The WMO have today released their State of Global Climate in 2016 report, detailing a record global temperature, exceptionally low sea ice, continued sea level rise and increasing ocean temperatures, with extreme weather and climate continuing into 2017.
The authoritative annual statement is based on several international datasets maintained independently by global climate analysis centres, as well as research institutes and national meteorological and hydrological centres.
Image: WMO summary infographic (Source: WMO)
The report confirms that 2016 was the warmest on record – 1.1oC above the pre-industrial period and 0.05oC above the previous record set in 2015. Furthermore, each of the 16 years since 2001 has been at least 0.4°C above the long-term average for the 1961-1990 base period, used by WMO as a reference for climate change monitoring.

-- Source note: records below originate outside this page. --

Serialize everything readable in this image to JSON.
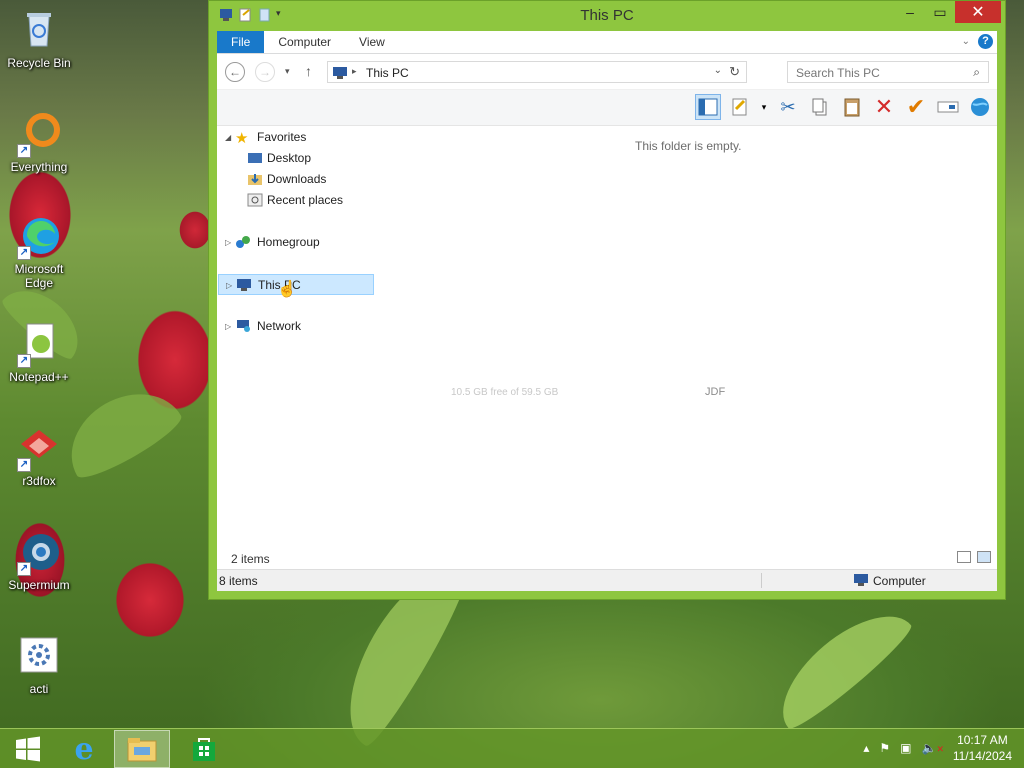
{
  "desktop": {
    "icons": [
      {
        "label": "Recycle Bin"
      },
      {
        "label": "Everything"
      },
      {
        "label": "Microsoft Edge"
      },
      {
        "label": "Notepad++"
      },
      {
        "label": "r3dfox"
      },
      {
        "label": "Supermium"
      },
      {
        "label": "acti"
      }
    ]
  },
  "window": {
    "title": "This PC",
    "ribbon_tabs": [
      "File",
      "Computer",
      "View"
    ],
    "address": "This PC",
    "search_placeholder": "Search This PC",
    "nav": {
      "favorites": "Favorites",
      "desktop": "Desktop",
      "downloads": "Downloads",
      "recent": "Recent places",
      "homegroup": "Homegroup",
      "this_pc": "This PC",
      "network": "Network"
    },
    "empty_message": "This folder is empty.",
    "ghost_text_left": "10.5 GB free of 59.5 GB",
    "ghost_text_right": "JDF",
    "item_count": "2 items",
    "status_left": "8 items",
    "status_right": "Computer"
  },
  "taskbar": {
    "time": "10:17 AM",
    "date": "11/14/2024"
  },
  "colors": {
    "window_frame": "#8ec63f",
    "accent": "#1979ca",
    "close": "#c7302c"
  }
}
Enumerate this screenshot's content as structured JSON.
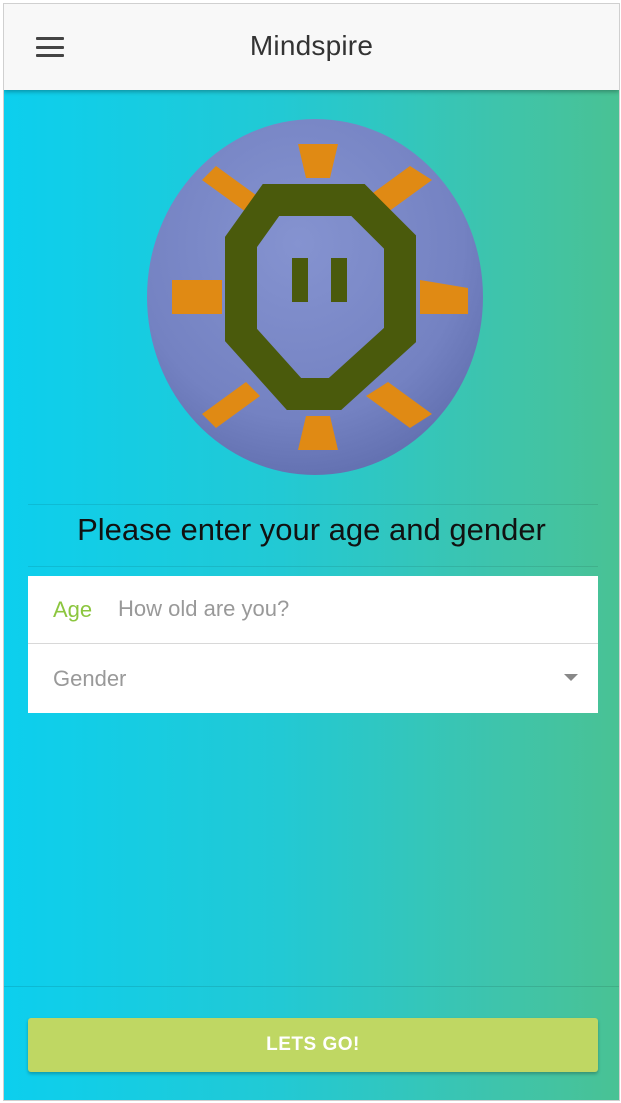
{
  "app": {
    "title": "Mindspire"
  },
  "header": {
    "menu_icon": "hamburger-menu-icon"
  },
  "logo": {
    "icon": "mindspire-logo",
    "colors": {
      "disc": "#7a88c8",
      "rays": "#e08a14",
      "octagon": "#4a5a0c"
    }
  },
  "prompt": "Please enter your age and gender",
  "form": {
    "age_label": "Age",
    "age_placeholder": "How old are you?",
    "age_value": "",
    "gender_label": "Gender",
    "gender_icon": "dropdown-caret-icon"
  },
  "action": {
    "label": "LETS GO!"
  },
  "colors": {
    "gradient_start": "#0ccfee",
    "gradient_end": "#49c294",
    "button": "#bfd763",
    "label_accent": "#8cc63f"
  }
}
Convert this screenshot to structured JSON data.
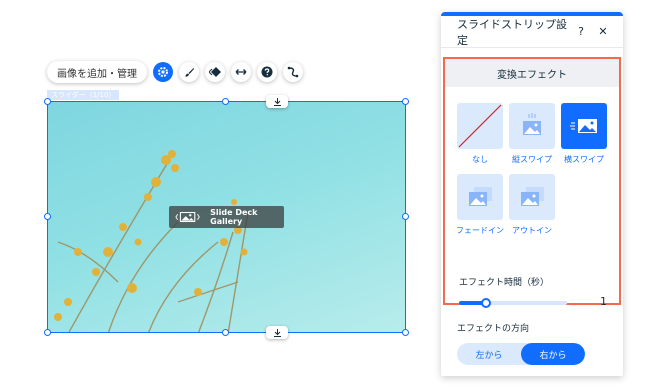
{
  "toolbar": {
    "add_manage_label": "画像を追加・管理",
    "icons": [
      "gear-icon",
      "brush-icon",
      "animation-icon",
      "stretch-icon",
      "help-icon",
      "connect-icon"
    ]
  },
  "canvas": {
    "slider_tag": "スライダー（1/10）",
    "gallery_label": "Slide Deck Gallery"
  },
  "panel": {
    "title": "スライドストリップ設定",
    "help_label": "?",
    "close_label": "✕",
    "effect_section_title": "変換エフェクト",
    "effects": [
      {
        "label": "なし",
        "selected": false
      },
      {
        "label": "縦スワイプ",
        "selected": false
      },
      {
        "label": "横スワイプ",
        "selected": true
      },
      {
        "label": "フェードイン",
        "selected": false
      },
      {
        "label": "アウトイン",
        "selected": false
      }
    ],
    "duration_label": "エフェクト時間（秒）",
    "duration_value": "1",
    "duration_fraction": 0.25,
    "direction_label": "エフェクトの方向",
    "direction_options": [
      {
        "label": "左から",
        "selected": false
      },
      {
        "label": "右から",
        "selected": true
      }
    ]
  },
  "colors": {
    "accent": "#116dff",
    "highlight_border": "#f36a4c",
    "tile_bg": "#dbe9fd"
  }
}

Image: Plot showing globally-averaged temperature anomalies by year (Source: WMO)
The combinations of powerful computers and long-term climate data enable scientists to demonstrate the links with long-term climate change caused by greenhouse gas emissions. Carbon dioxide levels in the atmosphere reached the symbolic benchmark of 400 parts per millions in 2015 and will not fall below that level for many generations due to the long-lasting nature of CO2. The powerful 2015/2016 El Niño event boosted global temperatures in 2016, with temperatures in strong El Niño years typically 0.1°C to 0.2°C warmer than background levels.
“Globally averaged sea surface temperatures were also the warmest on record, global sea levels continued to rise, and Arctic sea-ice extent was well below average for most of the year. With levels of carbon dioxide in the atmosphere consistently breaking new records, the influence of human activities on the climate system has become more and more evident,” said WMO Secretary-General Petteri Taalas.
Arctic Sea Ice
The seasonal maximum for sea ice - 14.52 million square kilometres on 24 March - was the lowest in the 1979-2016 satellite record. Dr Emily Shuckburgh, Deputy Head of Polar Oceans at the British Antarctic Survey and Chair of the RMetS’ Climate Science Communications Group said: “2016 was exceptional from a climate perspective and the Arctic stood out as experiencing particularly extreme conditions. During winter the region saw the polar equivalent of a searing heatwave, with temperatures in January breaking previous records by a staggering 2.0° C. Arctic sea-ice extent also reached record-breaking levels, with the year as a whole showing the smallest ice coverage in the 38-year satellite record.”
“Scientific understanding leads us to expect the Arctic to warm more than elsewhere – something known as Arctic Amplification – and data records show Arctic temperatures are increasing at double the global rate. The Arctic may be remote, but changes that occur there directly affect us. The melting of the Greenland icesheet is already contributing significantly to sea level rise, and new research is highlighting that the melting of Arctic sea ice can alter weather conditions across Europe, Asia and North America.”
“The changes we are now seeing in the polar regions are a stark reminder of the scale and urgency of the climate challenge.”